**Instructions for the task:**
Each record is to be copied exactly as written.

Extracted records section start

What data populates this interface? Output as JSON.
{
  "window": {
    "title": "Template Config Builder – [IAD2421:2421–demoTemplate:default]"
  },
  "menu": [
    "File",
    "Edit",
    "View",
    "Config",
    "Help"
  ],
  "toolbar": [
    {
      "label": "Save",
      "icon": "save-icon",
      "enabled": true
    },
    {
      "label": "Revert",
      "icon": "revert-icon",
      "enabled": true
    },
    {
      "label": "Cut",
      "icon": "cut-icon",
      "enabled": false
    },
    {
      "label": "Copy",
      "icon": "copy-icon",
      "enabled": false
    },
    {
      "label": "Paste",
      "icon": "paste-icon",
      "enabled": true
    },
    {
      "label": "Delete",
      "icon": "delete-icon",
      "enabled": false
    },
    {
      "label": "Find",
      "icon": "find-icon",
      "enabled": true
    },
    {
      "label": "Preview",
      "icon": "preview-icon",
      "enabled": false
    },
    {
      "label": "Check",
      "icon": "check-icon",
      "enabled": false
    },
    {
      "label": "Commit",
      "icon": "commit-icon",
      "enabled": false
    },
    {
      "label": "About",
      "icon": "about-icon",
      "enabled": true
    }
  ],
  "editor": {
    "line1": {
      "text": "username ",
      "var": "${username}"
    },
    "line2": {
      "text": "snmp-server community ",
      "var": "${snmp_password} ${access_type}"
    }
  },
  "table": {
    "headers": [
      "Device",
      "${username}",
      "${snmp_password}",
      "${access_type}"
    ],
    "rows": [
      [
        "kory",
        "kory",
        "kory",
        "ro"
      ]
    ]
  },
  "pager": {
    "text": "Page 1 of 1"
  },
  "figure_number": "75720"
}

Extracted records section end

**Answer:**
What data populates this interface? Output as JSON.
{
  "window": {
    "title": "Template Config Builder – [IAD2421:2421–demoTemplate:default]"
  },
  "menu": [
    "File",
    "Edit",
    "View",
    "Config",
    "Help"
  ],
  "toolbar": [
    {
      "label": "Save",
      "icon": "save-icon",
      "enabled": true
    },
    {
      "label": "Revert",
      "icon": "revert-icon",
      "enabled": true
    },
    {
      "label": "Cut",
      "icon": "cut-icon",
      "enabled": false
    },
    {
      "label": "Copy",
      "icon": "copy-icon",
      "enabled": false
    },
    {
      "label": "Paste",
      "icon": "paste-icon",
      "enabled": true
    },
    {
      "label": "Delete",
      "icon": "delete-icon",
      "enabled": false
    },
    {
      "label": "Find",
      "icon": "find-icon",
      "enabled": true
    },
    {
      "label": "Preview",
      "icon": "preview-icon",
      "enabled": false
    },
    {
      "label": "Check",
      "icon": "check-icon",
      "enabled": false
    },
    {
      "label": "Commit",
      "icon": "commit-icon",
      "enabled": false
    },
    {
      "label": "About",
      "icon": "about-icon",
      "enabled": true
    }
  ],
  "editor": {
    "line1": {
      "text": "username ",
      "var": "${username}"
    },
    "line2": {
      "text": "snmp-server community ",
      "var": "${snmp_password} ${access_type}"
    }
  },
  "table": {
    "headers": [
      "Device",
      "${username}",
      "${snmp_password}",
      "${access_type}"
    ],
    "rows": [
      [
        "kory",
        "kory",
        "kory",
        "ro"
      ]
    ]
  },
  "pager": {
    "text": "Page 1 of 1"
  },
  "figure_number": "75720"
}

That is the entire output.